Seventh Democratic Debate: Where Each Candidate Excelled and Faltered

Bernie comes out swinging

Democratic presidential candidates Hillary Clinton and Bernie Sanders await the start of the Democratic Debate in Flint, Michigan, March 6, 2016.

Democratic presidential candidates Hillary Clinton and Bernie Sanders await the start of the Democratic Debate in Flint, Michigan, March 6, 2016. (Photo: should read GEOFF ROBINS/AFP/Getty Images)

Vermont Sen. Bernie Sanders needed to change the direction of the 2016 primary season. He has won 471 delegates to former Secretary of State Hillary Clinton’s 658, but because the Democratic Party over-relies on superdelegates (those who can choose whichever candidate they want), Ms. Clinton actually has 1,130 delegates to Mr. Sanders’ 499. A candidate needs 2,382 delegates to win.

So Mr. Sanders needed to up his game, and up his game he did. Sparks flew between the two candidates, far more than the tepid disagreements the two had engaged in previously. Let’s see where each candidate did well and where each did poorly.

Hillary Clinton

Where she floundered: She keeps claiming in interviews that she’s the most transparent candidate in history, but then she refuses to release her Wall Street speeches, saying she will only release her transcripts when everyone else does.

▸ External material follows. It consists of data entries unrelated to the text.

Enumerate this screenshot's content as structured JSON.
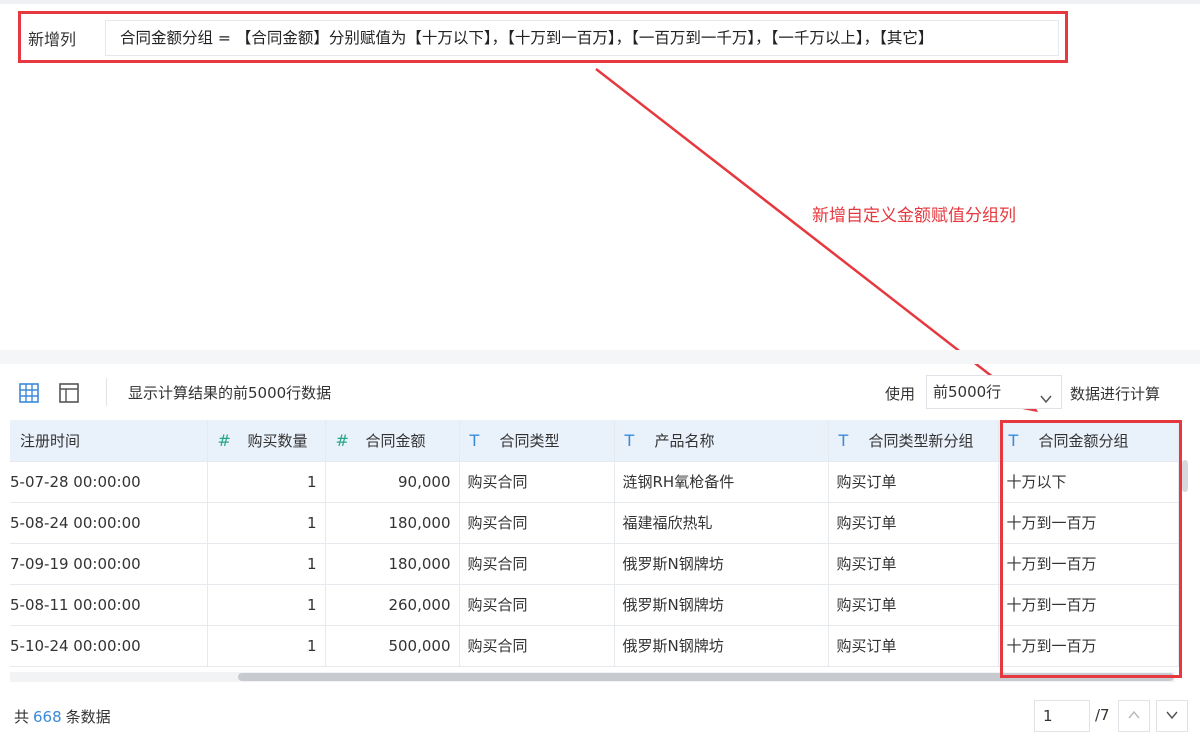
{
  "formula_bar": {
    "label": "新增列",
    "expression": "合同金额分组 = 【合同金额】分别赋值为【十万以下】，【十万到一百万】，【一百万到一千万】，【一千万以上】，【其它】"
  },
  "annotation": {
    "text": "新增自定义金额赋值分组列"
  },
  "toolbar": {
    "grid_icon": "grid-icon",
    "layout_icon": "layout-icon",
    "preview_text": "显示计算结果的前5000行数据",
    "use_label": "使用",
    "rows_value": "前5000行",
    "calc_label": "数据进行计算"
  },
  "table": {
    "columns": [
      {
        "type": "",
        "label": "注册时间"
      },
      {
        "type": "#",
        "label": "购买数量"
      },
      {
        "type": "#",
        "label": "合同金额"
      },
      {
        "type": "T",
        "label": "合同类型"
      },
      {
        "type": "T",
        "label": "产品名称"
      },
      {
        "type": "T",
        "label": "合同类型新分组"
      },
      {
        "type": "T",
        "label": "合同金额分组"
      }
    ],
    "rows": [
      [
        "5-07-28 00:00:00",
        "1",
        "90,000",
        "购买合同",
        "涟钢RH氧枪备件",
        "购买订单",
        "十万以下"
      ],
      [
        "5-08-24 00:00:00",
        "1",
        "180,000",
        "购买合同",
        "福建福欣热轧",
        "购买订单",
        "十万到一百万"
      ],
      [
        "7-09-19 00:00:00",
        "1",
        "180,000",
        "购买合同",
        "俄罗斯N钢牌坊",
        "购买订单",
        "十万到一百万"
      ],
      [
        "5-08-11 00:00:00",
        "1",
        "260,000",
        "购买合同",
        "俄罗斯N钢牌坊",
        "购买订单",
        "十万到一百万"
      ],
      [
        "5-10-24 00:00:00",
        "1",
        "500,000",
        "购买合同",
        "俄罗斯N钢牌坊",
        "购买订单",
        "十万到一百万"
      ]
    ]
  },
  "footer": {
    "count_prefix": "共",
    "count_value": "668",
    "count_suffix": "条数据",
    "page_current": "1",
    "page_total": "/7"
  },
  "colors": {
    "annotation_red": "#e5393f",
    "accent_blue": "#3b8ad9",
    "hash_green": "#27a58a",
    "header_bg": "#e9f1fb"
  }
}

“And I have said and I will say again, I will be happy to release anything I have as long as everybody else does too, because what really is behind that question, Republicans and Democrats, is where I can stand up to Wall Street,” Ms. Clinton said.

Yeah, we’re not buying that excuse. Ms. Clinton claims that she can stand up to Wall Street, yet she has charged hundreds of thousands of dollars for speeches to the companies. The content of those speeches is at issue for her unlike other candidates, Republican or Democrat.

Also, despite acknowledging that “government at all levels” let down the people of Flint, Mich. when it comes to lead in the water, she couldn’t definitively say people at the Environmental Protection Agency should be fired, instead focusing on the Republican governor of the state.

Ms. Clinton is now calling for the governor to resign, something she hadn’t done before. Debate moderator Anderson Cooper called her out on this, asking if she would also call for the head of the EPA to resign. Ms. Clinton waffled.

“I don’t – well, I don’t know how high it goes. I would certainly be launching an investigation. I think there is one,” Ms. Clinton said. “I was told that – you know, some of the higher-ups were pushing to get changes that were not happening.”

It’s just so much easier to blast Republicans than members of a favored liberal department.

Where she excelled: Ms. Clinton came prepared to knock Mr. Sanders over his opposition to the auto bailouts that Democrats claim saved the auto industry.

“The money was there, and had to be released in order to save the American auto industry and four million jobs, and to begin the restructuring,” Ms. Clinton said. “We had the best year that the auto industry has had in a long time. I voted to save the auto industry.”

Ms. Clinton also excelled by coming prepared to take Mr. Sanders out with her responses. Mr. Sanders continues to harp on Wall Street, and while that might energize his existing supporters, it’s not anything new to bring new supporters on board.

Bernie Sanders

Where he floundered: If Mr. Sanders were talking to another man, saying “Excuse me, I’m talking” wouldn’t be given a second thought. Just look at the Republican debates, where the candidates are now telling each other to “let me speak” and “count to 10.” But because Mr. Sanders is telling this to Ms. Clinton, the media is going to twist it into a sexist comment.

Mr. Sanders also presented one of the weirdest and most tone-deaf responses of the night when talking about race relations.

“[White people] don’t know what it’s like to be living in a ghetto. You don’t know what it’s like to be poor,” Mr. Sanders said.

While it might be true that more African-Americans live in poverty than whites, it’s simply not true that whites don’t know what it’s like to be poor. Some of the poorest cities in America are majority white. And confining the word “ghetto” to the black experience is historically wrong and just plain strange. It appears Mr. Sanders has never visited Appalachia.

Where he excelled: He did have a nice comeback to Ms. Clinton’s auto bailout attack, by bringing up the Wall Street bailouts and telling the former secretary of state that “some of your friends destroyed this economy.”

Mr. Sanders is going to have to come more prepared and become even sharper if he hopes to keep Ms. Clinton from winning the nomination, and he didn’t really succeed at the debate.

Seventh Democratic Debate: Where Each Candidate Excelled and Faltered